Very few high-impact businesses undertake share issues. EPC has completed four share issues since 2001 and has raised more than £12 million since its first issue. These have occurred in the UK where the company already has nearly 1,400 shareholders. AIM-listed Good Energy Group PLC is another company that has been able to attract UK shareholders, as has Cafe Direct, they are still exceptions.
EPC has also expanded its model outside of the UK. Four share issues have been undertaken in Europe (in France and Belgium) and the company has explored expansion opportunities in Australia as well. Such international expansion by UK impact-oriented firms is also rare.
EPC’s activities are rather straightforward. The company purchases commercial office buildings and lets them to “social change tenants”. These tenants are charged levels of rent which are below the market and given more favourable and flexible terms. In addition, the firm runs the buildings in a more tenant-oriented fashion and endeavours to achieve high environmental standards.
Such premises are in particularly high demand as charities and impact-oriented tenants are seeing grant income squeezed, prompting a search for cost-savings. As a result, demand for EPC’s services is rising.
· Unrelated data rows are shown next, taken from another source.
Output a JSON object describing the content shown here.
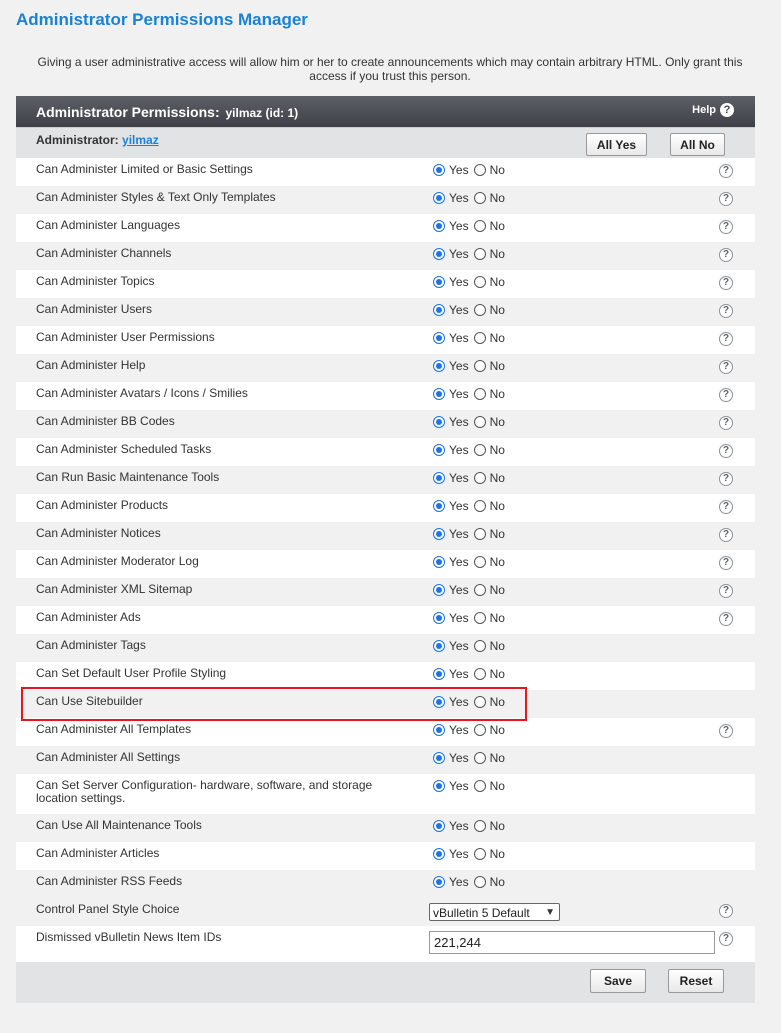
{
  "page": {
    "title": "Administrator Permissions Manager",
    "intro": "Giving a user administrative access will allow him or her to create announcements which may contain arbitrary HTML. Only grant this access if you trust this person."
  },
  "panel": {
    "title": "Administrator Permissions:",
    "user_info": "yilmaz (id: 1)",
    "help_label": "Help",
    "administrator_label": "Administrator:",
    "administrator_name": "yilmaz",
    "all_yes_label": "All Yes",
    "all_no_label": "All No"
  },
  "radio_labels": {
    "yes": "Yes",
    "no": "No"
  },
  "permissions": [
    {
      "label": "Can Administer Limited or Basic Settings",
      "value": "Yes",
      "help": true
    },
    {
      "label": "Can Administer Styles & Text Only Templates",
      "value": "Yes",
      "help": true
    },
    {
      "label": "Can Administer Languages",
      "value": "Yes",
      "help": true
    },
    {
      "label": "Can Administer Channels",
      "value": "Yes",
      "help": true
    },
    {
      "label": "Can Administer Topics",
      "value": "Yes",
      "help": true
    },
    {
      "label": "Can Administer Users",
      "value": "Yes",
      "help": true
    },
    {
      "label": "Can Administer User Permissions",
      "value": "Yes",
      "help": true
    },
    {
      "label": "Can Administer Help",
      "value": "Yes",
      "help": true
    },
    {
      "label": "Can Administer Avatars / Icons / Smilies",
      "value": "Yes",
      "help": true
    },
    {
      "label": "Can Administer BB Codes",
      "value": "Yes",
      "help": true
    },
    {
      "label": "Can Administer Scheduled Tasks",
      "value": "Yes",
      "help": true
    },
    {
      "label": "Can Run Basic Maintenance Tools",
      "value": "Yes",
      "help": true
    },
    {
      "label": "Can Administer Products",
      "value": "Yes",
      "help": true
    },
    {
      "label": "Can Administer Notices",
      "value": "Yes",
      "help": true
    },
    {
      "label": "Can Administer Moderator Log",
      "value": "Yes",
      "help": true
    },
    {
      "label": "Can Administer XML Sitemap",
      "value": "Yes",
      "help": true
    },
    {
      "label": "Can Administer Ads",
      "value": "Yes",
      "help": true
    },
    {
      "label": "Can Administer Tags",
      "value": "Yes",
      "help": false
    },
    {
      "label": "Can Set Default User Profile Styling",
      "value": "Yes",
      "help": false
    },
    {
      "label": "Can Use Sitebuilder",
      "value": "Yes",
      "help": false
    },
    {
      "label": "Can Administer All Templates",
      "value": "Yes",
      "help": true
    },
    {
      "label": "Can Administer All Settings",
      "value": "Yes",
      "help": false
    },
    {
      "label": "Can Set Server Configuration- hardware, software, and storage location settings.",
      "value": "Yes",
      "help": false,
      "tall": true
    },
    {
      "label": "Can Use All Maintenance Tools",
      "value": "Yes",
      "help": false
    },
    {
      "label": "Can Administer Articles",
      "value": "Yes",
      "help": false
    },
    {
      "label": "Can Administer RSS Feeds",
      "value": "Yes",
      "help": false
    }
  ],
  "style_choice": {
    "label": "Control Panel Style Choice",
    "value": "vBulletin 5 Default"
  },
  "dismissed_news": {
    "label": "Dismissed vBulletin News Item IDs",
    "value": "221,244"
  },
  "buttons": {
    "save": "Save",
    "reset": "Reset"
  },
  "colors": {
    "title_blue": "#1a82d6",
    "highlight": "#e5191d",
    "radio_checked": "#1a73e8"
  }
}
Whilst gross rental yields on the firm’s properties may be slightly lower than commercial landlords, EPC is able to enjoy lower voids, thereby boosting income.
The model the company has developed has enabled it to be profitable every year since it was founded in 1998, and it has paid a dividend every year since 2001. It has increased its net asset value and it just announced updated valuation figures as well as a potential unrealised gain it may achieve on one of its existing properties near the Old Street roundabout.
Of course, there are still obstacles EPC needs to overcome; shareholders are able to trade their shares through Ethex, but liquidity is indeed limited; as a property company it did suffer in the immediate aftermath of the financial crisis. Furthermore, its tenants face obvious levels of uncertainty due to government budget cuts.
None of this explains the point I alluded to right at the outset, which is why this has been relatively unnoticed and as a firm within the sector its activities are frequently unremarked upon, but there are three factors which may be important.
Firstly, the firm is based in Oxford. Although Oxford is not far from London, it is my contention that London-based firms receive a disproportionate share of the attention in the impact investment sector. Secondly, the firm has been around for 17 years and in my opinion there is a strong bias in the UK market towards businesses that are new and exciting. A track record of 17 years may be interesting, but EPC is hardly new. Finally, EPC is a firm that has concentrated on providing services to clients rather than communicating what it hopes to achieve. Even in the impact investment arena we still live in a world where steak is less noticed than “sizzle”.
First published in Third Sector in September 2015.